Another thing you glean from his conduct during this period is the manner in which he celebrated the Divine Liturgy. It was said that each time he stepped to the altar to celebrate the holy mysteries, it was as if Fr. Sergei thought this might be the last Eucharist of his life. The Eucharist, of course, is sine qua non of what it means to live from gift and givenness. It is the celebration that everything we have we have from God and that in offering back to God what is rightly his we find our true purpose in life. The Eucharist teaches us, forms us in the reality, that we are made for praise and adoration, that we find our true and lasting purpose, ultimate joy, in self-forgetful worship of the source of all beauty, truth and goodness. Giving ourselves away in adoration, losing our life as we normally experience it as an endless round of getting and spending, securing and holding fast, we find that who we really are is found in God who gives us back to ourselves as a new creation.
When we realize the centrality and importance of the Eucharist—that it shows us what it actually means to be fully human—it makes sense that Father Sergei took each celebration so seriously and approached with the knowledge that it could be his last. His brush with death taught him how easy it is to forget what it means to live from gift. His brush with death taught him what it meant to live eucharistically—to see each moment, each person, each mountain, river, and forest, as a sacrament of God’s self-giving love. How easy it is for us to lapse into all that mechanistic, repetitive, and habitual—to forget that the place we are standing is holy ground and that each moment offers the possibility for transformative encounter with the burning bushes that literally litter our lives like confetti. Fr. Sergei’s brush with death woke him up from the slumber of inattention that is the human condition and grounded him in the here and now—fully alive, fully awake, immersed wholeheartedly in sacrament of the present moment with the doors of his heart flung open, welcoming whatever it offered up.
On this day, we offer prayers for comfort, peace, and courage to face the days ahead for those who mourn, and for whom the sharpness of grief and loss is painfully present reality. But we also remember the dead because it is in remembering them, seeing deeply into this twinkling mystery, that we discover what it means to be truly and authentically alive. That is perhaps the greatest way of remembering those we love but no longer see: to cherish this fleeting, transitory life—like a dream, like grass, like a sigh—that fades and withers away.

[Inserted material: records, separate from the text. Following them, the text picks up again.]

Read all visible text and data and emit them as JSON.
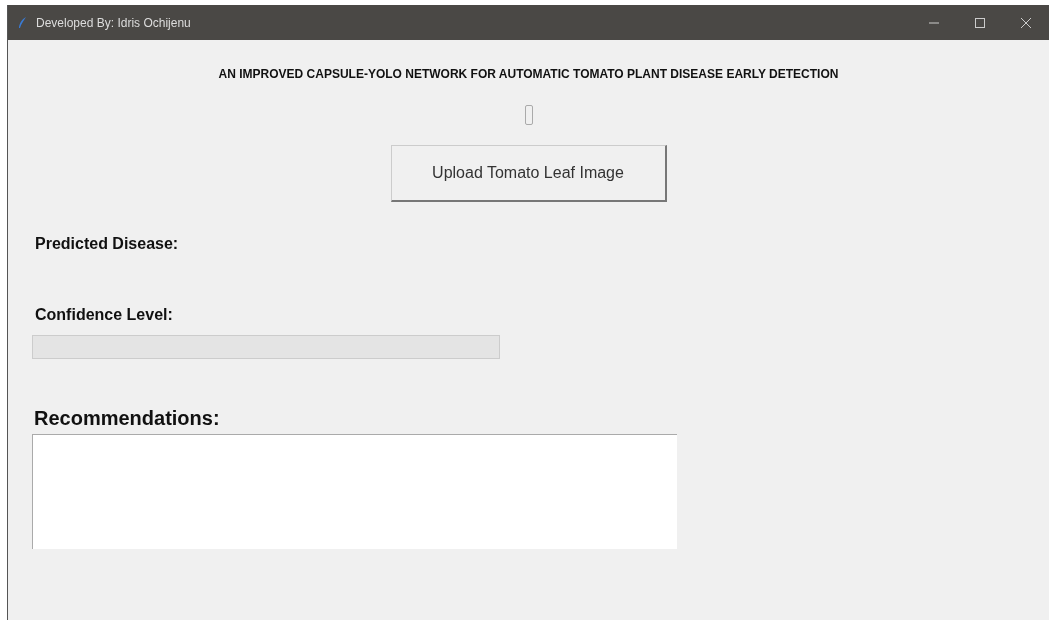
{
  "window": {
    "title": "Developed By: Idris Ochijenu"
  },
  "heading": "AN IMPROVED CAPSULE-YOLO NETWORK FOR AUTOMATIC TOMATO PLANT DISEASE EARLY DETECTION",
  "upload_button": "Upload Tomato Leaf Image",
  "predicted_label": "Predicted Disease:",
  "confidence": {
    "label": "Confidence Level:",
    "level": 0
  },
  "recommendations": {
    "label": "Recommendations:"
  }
}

Contemplating death we wake up from our slumber, the distracted living death that has us sleep-walking through our lives. Fr Sergei’s life and the Feast of All Souls teaches us to train our eyes and center our hearts on Christ, to make his life our own, that we might taste and live from that spring of living water rising up to eternal life right here and now. The world can’t wait. Come and drink. Then go and be that water for all you meet.


Popular posts from this blog

Funeral Homily for Barbara Losse

Poem for Wednesday

Presentation of Our Lord: Mary, Simeon, and Anna--Three Windows onto the Life of Faith